Powers of X details the results of their efforts at the years X0, X1, X2, and X3, or their present, ten years in the future, 100 years in the future, and 1000 years in the future. Yes, the title is a play on “powers of ten”. Yes, I think that’s awesome. At each point in time, we see humanity’s efforts to oppress and destroy the mutants escalate and the mutant’s own efforts escalate in response. We soon learn that these are different futures, different potentialities resulting from the mutants forging a new nation on Krakoa.
And then we discover that they aren’t just futures; they’re pasts. They’re Moira’s pasts. Yes, the Mutant’s closest human ally is revealed to be herself a mutant, and her power is the ability to live serial lives. Moira has lived through many futures. In each, she dies along with her mutant family and friends. And each points to the ultimate threat against mutants, humans, and eventually all organic life: massive artificial intelligences so dense with information that they collapse under their own mass and become black holes. Jonathan Hickman’s galaxy brain idea is that the ultimate bad guys are literal galaxy brains!
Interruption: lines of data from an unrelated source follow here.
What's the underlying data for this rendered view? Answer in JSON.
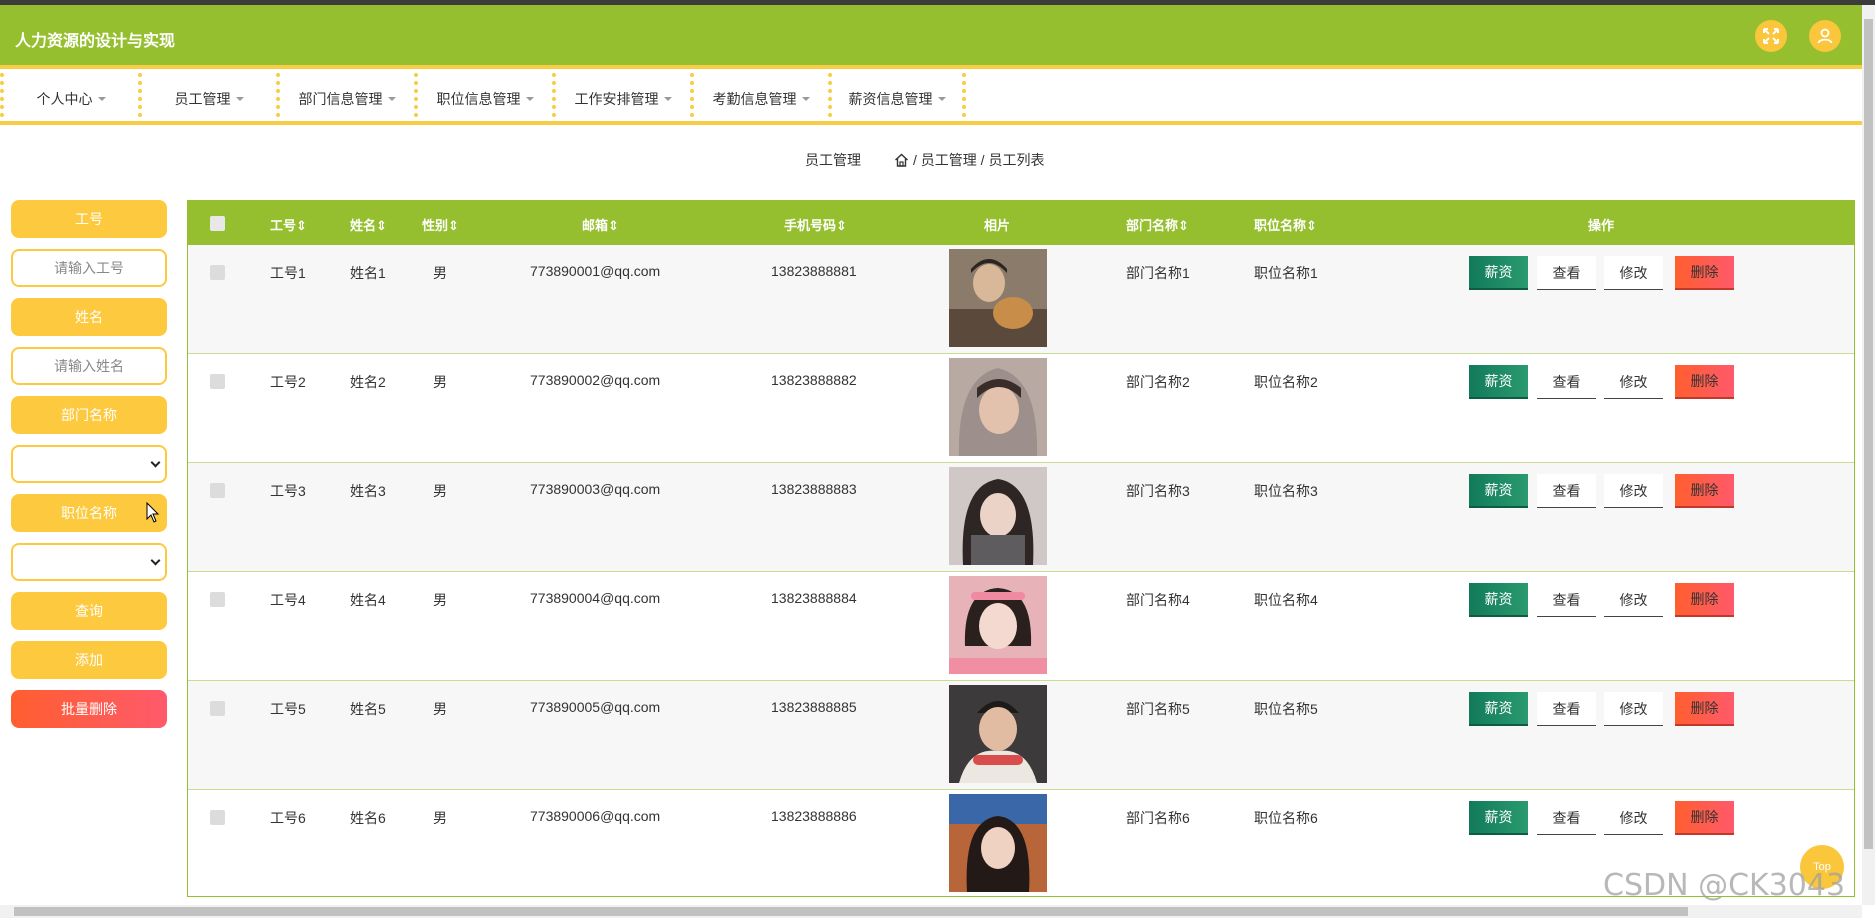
{
  "app": {
    "title": "人力资源的设计与实现"
  },
  "header_icons": {
    "fullscreen": "expand-icon",
    "user": "user-icon"
  },
  "colors": {
    "header": "#95bf2e",
    "accent": "#fdc93e",
    "danger": "#ff5a4a",
    "pay": "#127a5a"
  },
  "nav": {
    "items": [
      {
        "label": "个人中心"
      },
      {
        "label": "员工管理"
      },
      {
        "label": "部门信息管理"
      },
      {
        "label": "职位信息管理"
      },
      {
        "label": "工作安排管理"
      },
      {
        "label": "考勤信息管理"
      },
      {
        "label": "薪资信息管理"
      }
    ]
  },
  "breadcrumb": {
    "page": "员工管理",
    "path": "/ 员工管理 / 员工列表"
  },
  "search": {
    "emp_no_label": "工号",
    "emp_no_placeholder": "请输入工号",
    "name_label": "姓名",
    "name_placeholder": "请输入姓名",
    "dept_label": "部门名称",
    "dept_value": "",
    "position_label": "职位名称",
    "position_value": "",
    "query_button": "查询",
    "add_button": "添加",
    "batch_delete_button": "批量删除"
  },
  "table": {
    "headers": {
      "emp_no": "工号",
      "name": "姓名",
      "gender": "性别",
      "email": "邮箱",
      "phone": "手机号码",
      "photo": "相片",
      "dept": "部门名称",
      "position": "职位名称",
      "actions": "操作"
    },
    "action_labels": {
      "pay": "薪资",
      "view": "查看",
      "edit": "修改",
      "delete": "删除"
    },
    "rows": [
      {
        "emp_no": "工号1",
        "name": "姓名1",
        "gender": "男",
        "email": "773890001@qq.com",
        "phone": "13823888881",
        "dept": "部门名称1",
        "position": "职位名称1"
      },
      {
        "emp_no": "工号2",
        "name": "姓名2",
        "gender": "男",
        "email": "773890002@qq.com",
        "phone": "13823888882",
        "dept": "部门名称2",
        "position": "职位名称2"
      },
      {
        "emp_no": "工号3",
        "name": "姓名3",
        "gender": "男",
        "email": "773890003@qq.com",
        "phone": "13823888883",
        "dept": "部门名称3",
        "position": "职位名称3"
      },
      {
        "emp_no": "工号4",
        "name": "姓名4",
        "gender": "男",
        "email": "773890004@qq.com",
        "phone": "13823888884",
        "dept": "部门名称4",
        "position": "职位名称4"
      },
      {
        "emp_no": "工号5",
        "name": "姓名5",
        "gender": "男",
        "email": "773890005@qq.com",
        "phone": "13823888885",
        "dept": "部门名称5",
        "position": "职位名称5"
      },
      {
        "emp_no": "工号6",
        "name": "姓名6",
        "gender": "男",
        "email": "773890006@qq.com",
        "phone": "13823888886",
        "dept": "部门名称6",
        "position": "职位名称6"
      }
    ]
  },
  "back_to_top": "Top",
  "watermark": "CSDN @CK3043"
}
So you have all the classic X-motifs: island nations, heroes and villains uniting in shared trauma, time travel, killer robots, and bonkers space opera. But Hickman spins them all in new and exciting ways while also weaving them all together into a single thread, united by Moira, Xavier, and their hopes for a better future.
As the two books pivot and weave on each other, we witness two suicide missions, one in the present and one in the future time X2. You’ll feel heartbreak as Jean feels her oldest and dearest friends die one-by-one. You’ll feel triumph as Apocalypse makes his glorious final stand against Nimrod. In these tragic sacrifices, we see the loyalty and often-denied humanity that make the X-men such poignant protagonists, and we are reminded that no matter how much time travel or space shenanigans enter into the equation, they are always an allegory for marginalized people and their fight for acceptance.
And then you will see Professor X tell you and gathered mutant-kind not to mourn the tragic deaths of your favorite X-men, because he and Moira have one last trick: a way to outwit death itself. No matter what arrays itself against them, no matter who or what tries to destroy them, the X-men will always return. And in House of X/Powers of X, they have returned in glorious fashion.
Best Line: “When you wake from this earthly slumber my friend, look for me. I will be there, waiting for you, radiant and with arms wide open.”